*Goal of the exercise*. The response must reproduce exactly every line of the material below holding the word "icon".

======

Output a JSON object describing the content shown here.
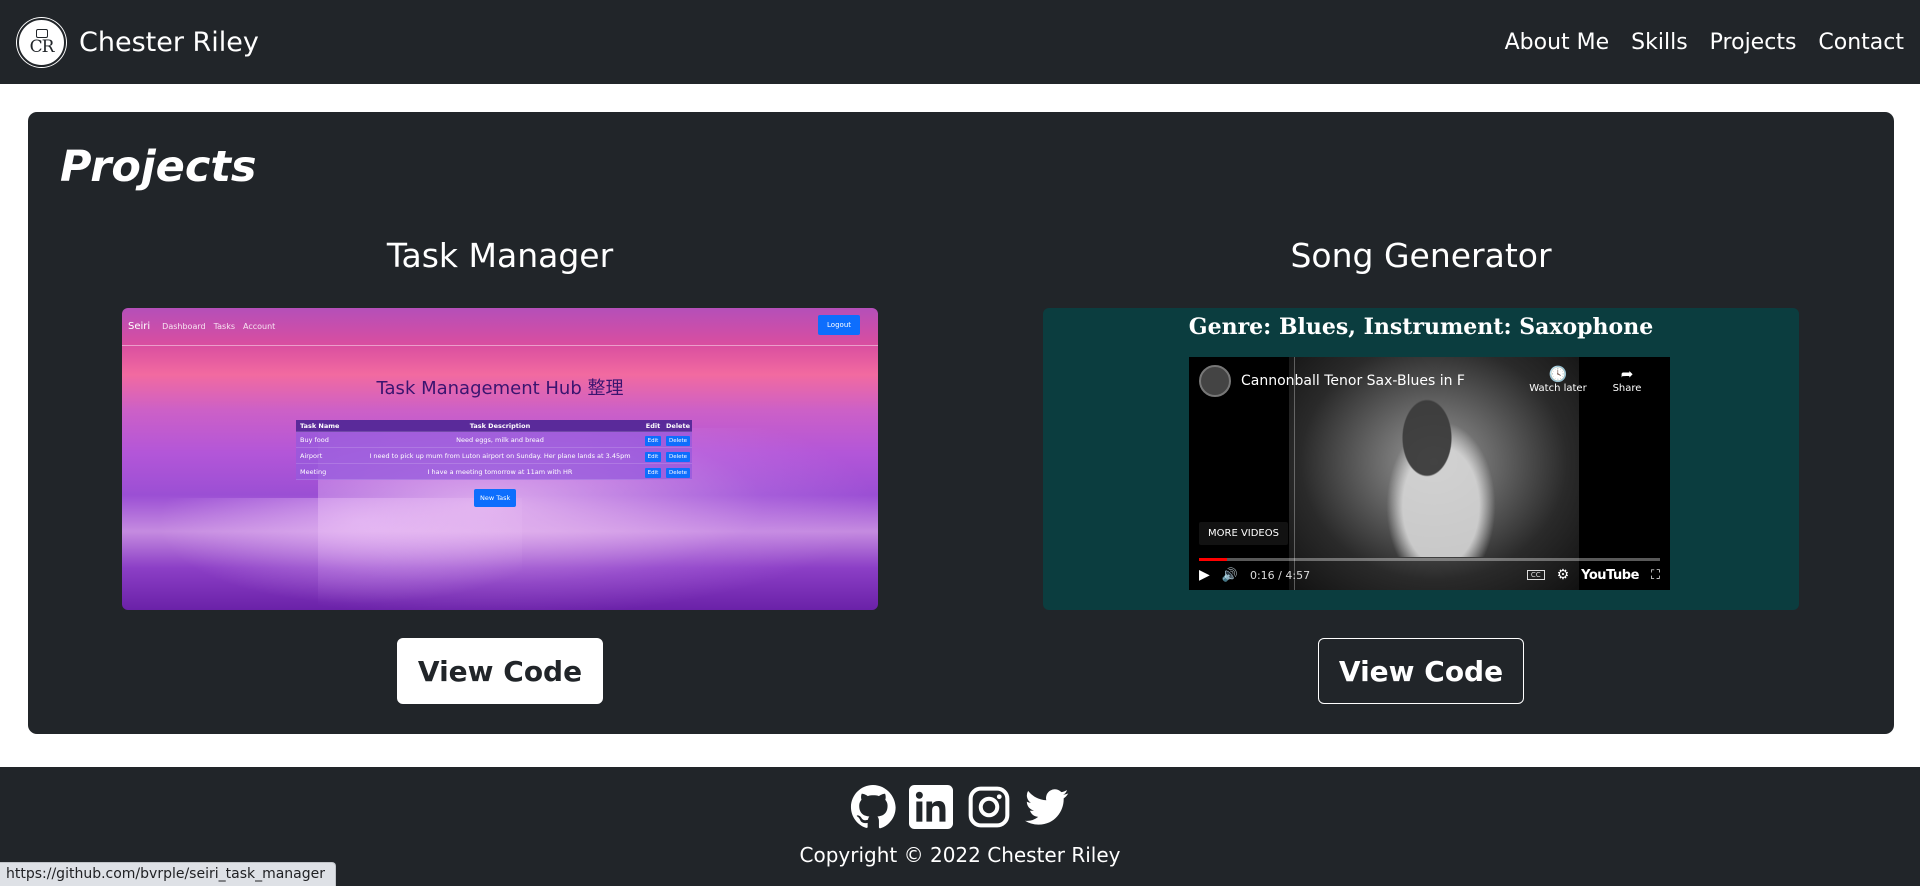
{
  "navbar": {
    "logo_text": "CR",
    "brand": "Chester Riley",
    "links": [
      "About Me",
      "Skills",
      "Projects",
      "Contact"
    ]
  },
  "projects": {
    "heading": "Projects",
    "items": [
      {
        "title": "Task Manager",
        "button": "View Code",
        "screenshot": {
          "brand": "Seiri",
          "nav": [
            "Dashboard",
            "Tasks",
            "Account"
          ],
          "logout": "Logout",
          "hub_title": "Task Management Hub 整理",
          "table_headers": [
            "Task Name",
            "Task Description",
            "Edit",
            "Delete"
          ],
          "rows": [
            {
              "name": "Buy food",
              "desc": "Need eggs, milk and bread"
            },
            {
              "name": "Airport",
              "desc": "I need to pick up mum from Luton airport on Sunday. Her plane lands at 3.45pm"
            },
            {
              "name": "Meeting",
              "desc": "I have a meeting tomorrow at 11am with HR"
            }
          ],
          "edit_label": "Edit",
          "delete_label": "Delete",
          "new_task": "New Task"
        }
      },
      {
        "title": "Song Generator",
        "button": "View Code",
        "screenshot": {
          "genre_line": "Genre: Blues, Instrument: Saxophone",
          "video_title": "Cannonball Tenor Sax-Blues in F",
          "watch_later": "Watch later",
          "share": "Share",
          "more_videos": "MORE VIDEOS",
          "time": "0:16 / 4:57",
          "progress": 0.06,
          "yt_logo": "YouTube"
        }
      }
    ]
  },
  "footer": {
    "socials": [
      "github-icon",
      "linkedin-icon",
      "instagram-icon",
      "twitter-icon"
    ],
    "copyright": "Copyright © 2022 Chester Riley"
  },
  "statusbar": {
    "url": "https://github.com/bvrple/seiri_task_manager"
  }
}
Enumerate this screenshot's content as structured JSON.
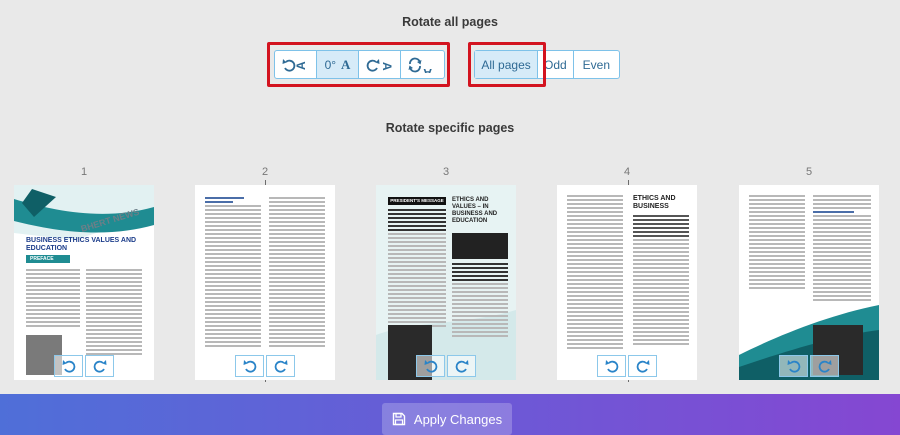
{
  "rotate_all": {
    "title": "Rotate all pages",
    "buttons": [
      {
        "icon": "rotate-left-icon",
        "glyph": "A"
      },
      {
        "label": "0°",
        "glyph": "A"
      },
      {
        "icon": "rotate-right-icon",
        "glyph": "A"
      },
      {
        "icon": "flip-icon",
        "glyph": "A"
      }
    ],
    "selection": [
      "All pages",
      "Odd",
      "Even"
    ],
    "selected": "All pages"
  },
  "rotate_specific": {
    "title": "Rotate specific pages",
    "pages": [
      {
        "num": "1"
      },
      {
        "num": "2"
      },
      {
        "num": "3"
      },
      {
        "num": "4"
      },
      {
        "num": "5"
      }
    ]
  },
  "thumb_text": {
    "p1_masthead": "BHERT NEWS",
    "p1_heading": "BUSINESS ETHICS VALUES AND EDUCATION",
    "p1_band": "PREFACE",
    "p3_banner": "PRESIDENT'S MESSAGE",
    "p3_heading": "ETHICS AND VALUES – IN BUSINESS AND EDUCATION",
    "p4_heading": "ETHICS AND BUSINESS"
  },
  "footer": {
    "apply_label": "Apply Changes"
  },
  "colors": {
    "accent": "#2f6a94",
    "highlight": "#d3131f",
    "teal": "#1f8c92"
  }
}
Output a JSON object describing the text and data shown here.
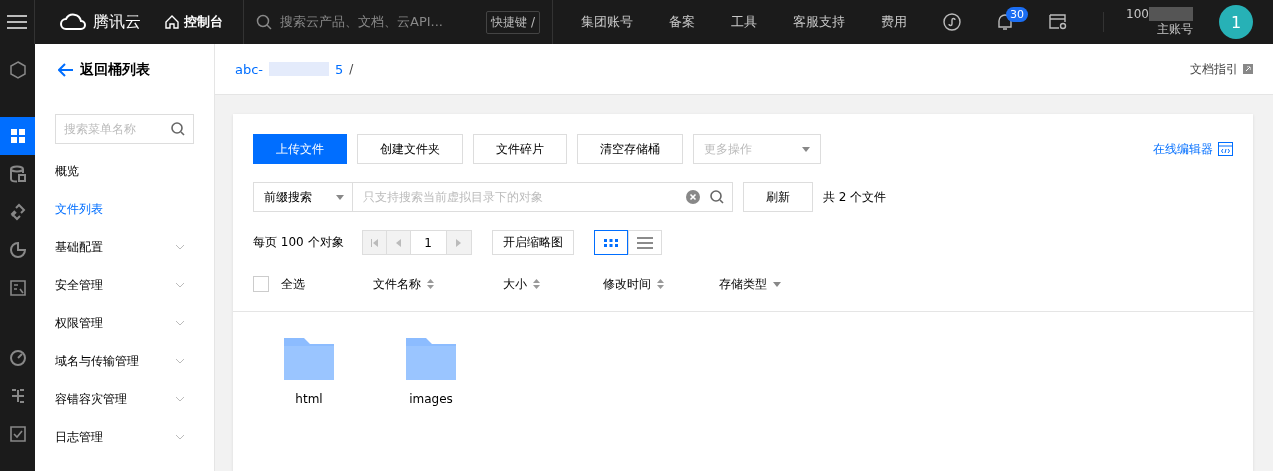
{
  "topbar": {
    "brand": "腾讯云",
    "console": "控制台",
    "search_placeholder": "搜索云产品、文档、云API...",
    "shortcut": "快捷键 /",
    "nav": [
      "集团账号",
      "备案",
      "工具",
      "客服支持",
      "费用"
    ],
    "notification_count": "30",
    "account_id": "100",
    "account_role": "主账号",
    "avatar": "1"
  },
  "rail": [
    {
      "selected": false
    },
    {
      "selected": true
    },
    {
      "selected": false
    },
    {
      "selected": false
    },
    {
      "selected": false
    },
    {
      "selected": false
    },
    {
      "selected": false
    },
    {
      "selected": false
    },
    {
      "selected": false
    }
  ],
  "sidebar": {
    "back": "返回桶列表",
    "search_placeholder": "搜索菜单名称",
    "items": [
      {
        "label": "概览",
        "selected": false,
        "expandable": false
      },
      {
        "label": "文件列表",
        "selected": true,
        "expandable": false
      },
      {
        "label": "基础配置",
        "selected": false,
        "expandable": true
      },
      {
        "label": "安全管理",
        "selected": false,
        "expandable": true
      },
      {
        "label": "权限管理",
        "selected": false,
        "expandable": true
      },
      {
        "label": "域名与传输管理",
        "selected": false,
        "expandable": true
      },
      {
        "label": "容错容灾管理",
        "selected": false,
        "expandable": true
      },
      {
        "label": "日志管理",
        "selected": false,
        "expandable": true
      }
    ]
  },
  "header": {
    "breadcrumb": "abc-",
    "breadcrumb_tail": "5",
    "separator": "/",
    "doc_link": "文档指引"
  },
  "actions": [
    {
      "label": "上传文件",
      "primary": true,
      "disabled": false
    },
    {
      "label": "创建文件夹",
      "primary": false,
      "disabled": false
    },
    {
      "label": "文件碎片",
      "primary": false,
      "disabled": false
    },
    {
      "label": "清空存储桶",
      "primary": false,
      "disabled": false
    }
  ],
  "more_actions": "更多操作",
  "online_editor": "在线编辑器",
  "search": {
    "mode": "前缀搜索",
    "placeholder": "只支持搜索当前虚拟目录下的对象",
    "refresh": "刷新",
    "total": "共 2 个文件"
  },
  "paging": {
    "per_page": "每页 100 个对象",
    "page": "1",
    "thumbnail": "开启缩略图",
    "views": [
      {
        "kind": "grid",
        "selected": true
      },
      {
        "kind": "list",
        "selected": false
      }
    ]
  },
  "columns": [
    {
      "label": "全选",
      "kind": "checkbox",
      "checked": false
    },
    {
      "label": "文件名称",
      "kind": "sort"
    },
    {
      "label": "大小",
      "kind": "sort"
    },
    {
      "label": "修改时间",
      "kind": "sort"
    },
    {
      "label": "存储类型",
      "kind": "filter"
    }
  ],
  "files": [
    {
      "name": "html"
    },
    {
      "name": "images"
    }
  ]
}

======

*Answer*.
      "github-icon",
      "linkedin-icon",
      "instagram-icon",
      "twitter-icon"
        "icon": "rotate-left-icon",
        "icon": "rotate-right-icon",
        "icon": "flip-icon",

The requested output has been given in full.